First the bad: the lagoon has again been drained in late September and remains dry. Despite rumours to the contrary, it does look like this was a natural event due to very heavy rain over-filling the lagoon combined with high tides and strong southerly winds. The retaining sand bar simply gave way and resulting outflow has destroyed it completely. Aguas Algarve are currently laying underground pipes from the new Etar (sewage treatment works) to discharge primary treated water directly into the sea; they might take advantage of the recent drainage to dig the proposed conduit across the bed of the lagoon to bury this pipe.

A few birds remain in the puddles and damp reed beds at the southern edge of the lagoon. Of note have been eight Bald Ibis (Geronticus eremita), all ringed and radio-tagged and presumed to be from the reintroduction programme in Spain and driven west by the horrendous easterly gales and torrential rain which southern Spain has experienced recently. Of a more "natural" occurrence is a sub-adult Spotted Crake (Porzana porzana) which is still present and showing well at the edge of the juncus vegetation 200 metres west of the hide:

Spotted Crake

(click on photos for larger image)

The good news: I received an interim update from José Tavares very recently saying that "they" (I presume he means RSPB and SPEA) have agreed to pay for a future supply of tertiary treated water from Aguas Algarve which will keep the lagoon "topped up" during the summer months. This is great news since without this supply (and there has been much debate on who, if anyone, was going to pay for it) the lagoon would simply disappear. He also said that further urgent talks are going on with ICNB (the government environmental department) regarding SPA status for this site. More information will come in an official bulletin in due course.

On the 26th October José is going to run in the Istanbul Intercontinental Marathon and is asking for sponsorship to raise money for an engineering project to build a manageable sluice-gate at the outflow point of the lagoon so that in future the water level can be more accurately controlled.

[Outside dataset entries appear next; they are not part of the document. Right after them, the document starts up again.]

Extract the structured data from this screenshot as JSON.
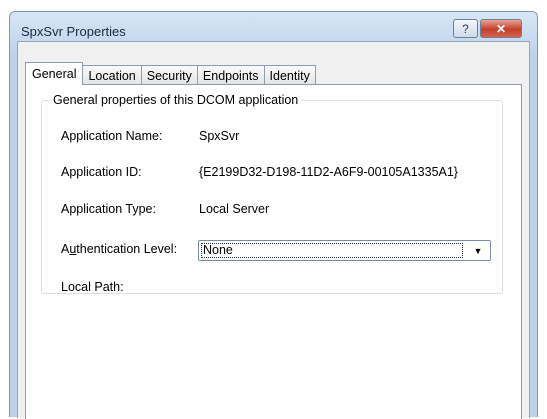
{
  "window": {
    "title": "SpxSvr Properties",
    "help_label": "?",
    "close_label": "✕"
  },
  "tabs": [
    {
      "label": "General",
      "active": true
    },
    {
      "label": "Location"
    },
    {
      "label": "Security"
    },
    {
      "label": "Endpoints"
    },
    {
      "label": "Identity"
    }
  ],
  "general": {
    "group_title": "General properties of this DCOM application",
    "app_name_label": "Application Name:",
    "app_name_value": "SpxSvr",
    "app_id_label": "Application ID:",
    "app_id_value": "{E2199D32-D198-11D2-A6F9-00105A1335A1}",
    "app_type_label": "Application Type:",
    "app_type_value": "Local Server",
    "auth_label_prefix": "A",
    "auth_label_underlined": "u",
    "auth_label_rest": "thentication Level:",
    "auth_value": "None",
    "local_path_label": "Local Path:"
  },
  "icons": {
    "dropdown": "chevron-down-icon"
  }
}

This will negate the current "all or nothing" method where the sandbar is mechanically breached (as happened several times during the breeding season this year) and the lagoon runs dry.

*If you have enjoyed visiting Salgados in the past and want to help retain it for the future please consider making an on-line donation:

Many thanks to all, and especially to José for this enormous personal effort.